The annual leave offered in this situation is not correct. Even if an employee has a working day of just four hours, a day off should be for the full day, so the actual hours worked and the remainder of the day that they are not paid for. This is a full 24-hour period, just as it would be for any full-time employee.

UAE Labour Law makes no specific provision for part-time employment, so the standard rules apply to all employees. Article 75 states: “The worker shall be entitled during every year of service an annual leave of no less than the following periods: a. Two days for each month should the period of service of the worker be of six months at least, and a year at most. b. Thirty days for each year should the period of service of the worker exceed one year. Should the service of the worker be terminated, the worker shall be entitled to an annual leave for the fractions of the last year.”

A part-time employee should not be treated differently to full-time employees so all the usual terms will apply in respect of probationary period, paid sick leave after the probationary period, maternity leave and the end of service gratuity entitlement.

I want advice on redundancy and seeking compensation for  arbitrary dismissal. I am a life coach here in Dubai and I want to get compensation from my employer. I have been given notice of redundancy and they are offering me 30 days' notice and one month's salary. I know they are still recruiting more coaches as they are opening more facilities later in the year. I am a top performer within the company and have been an employee for longer than most of the coaches who still have their jobs. GW, Dubai

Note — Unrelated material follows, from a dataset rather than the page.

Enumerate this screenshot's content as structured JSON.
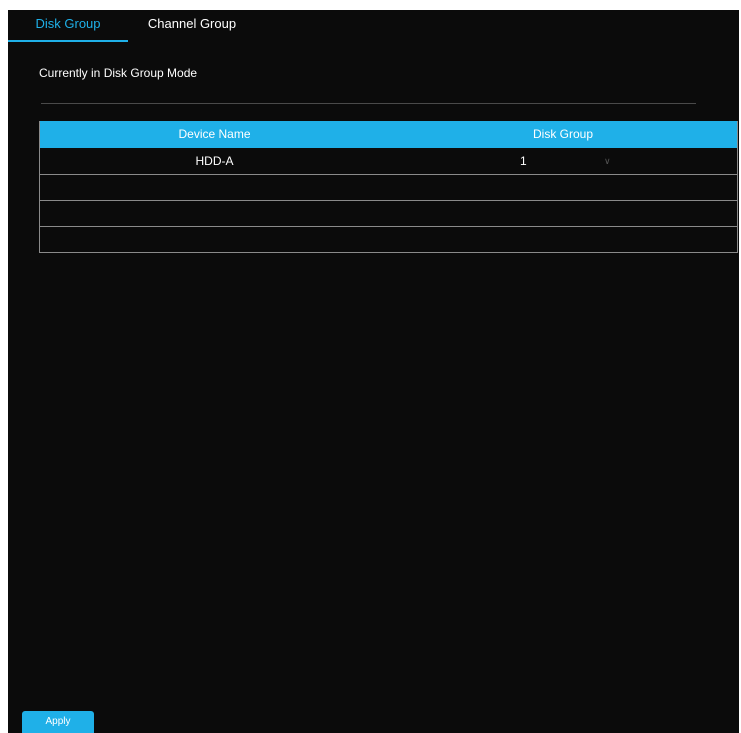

If an individual is made redundant but the same role is advertised then there is a good case for arbitrary dismissal. It is understood that this company is registered with Dubai Economic Department with a mainland licence, so UAE Labour Law applies in full. As GW has performed well in the company, we can assume that Article 122 of Labour Law is relevant and this states: “The termination of the employment of the worker by the employer shall be deemed arbitrary should the cause of termination not be related to the work …”

Article 123 goes on to say: “Should the worker be arbitrarily dismissed, the competent court may order the employer to pay a compensation to the worker. The court shall assess such compensation, taking into account the work conditions, the type of work and the extent of damage incurred to the worker as well as the duration of employment. In all cases, the amount of compensation must not exceed the wage of the worker for a period of three months calculated on the basis of the last due wage.”

This situation certainly sounds as if GW has grounds to register a case against the employer for arbitrary dismissal and so could receive compensation if he registers a case against them with the Ministry of Human Resources and Emiratisation.

I'm on a tourist visa in Dubai. I need an international driving licence; how can I get one? CG, Dubai

To obtain an International Driving Permit (IDP), an applicant needs to be legally resident in the UAE with a visa and a driving licence issued in the UAE. The person must provide their passport, residency visa and UAE driving licence copies to apply. This means CG should apply for an IDP from his home country.

UAE residents can apply for an IDP from a number of places including RTA offices, Dnata and Emirates Post Office at a cost of Dh180.

Keren Bobker is an independent financial adviser and senior partner with Holborn Assets in Dubai, with more than 25 years’ experience. Contact her at keren@holbornassets.com. Follow her on Twitter at @FinancialUAE

The advice provided in our columns does not constitute legal advice and is provided for information only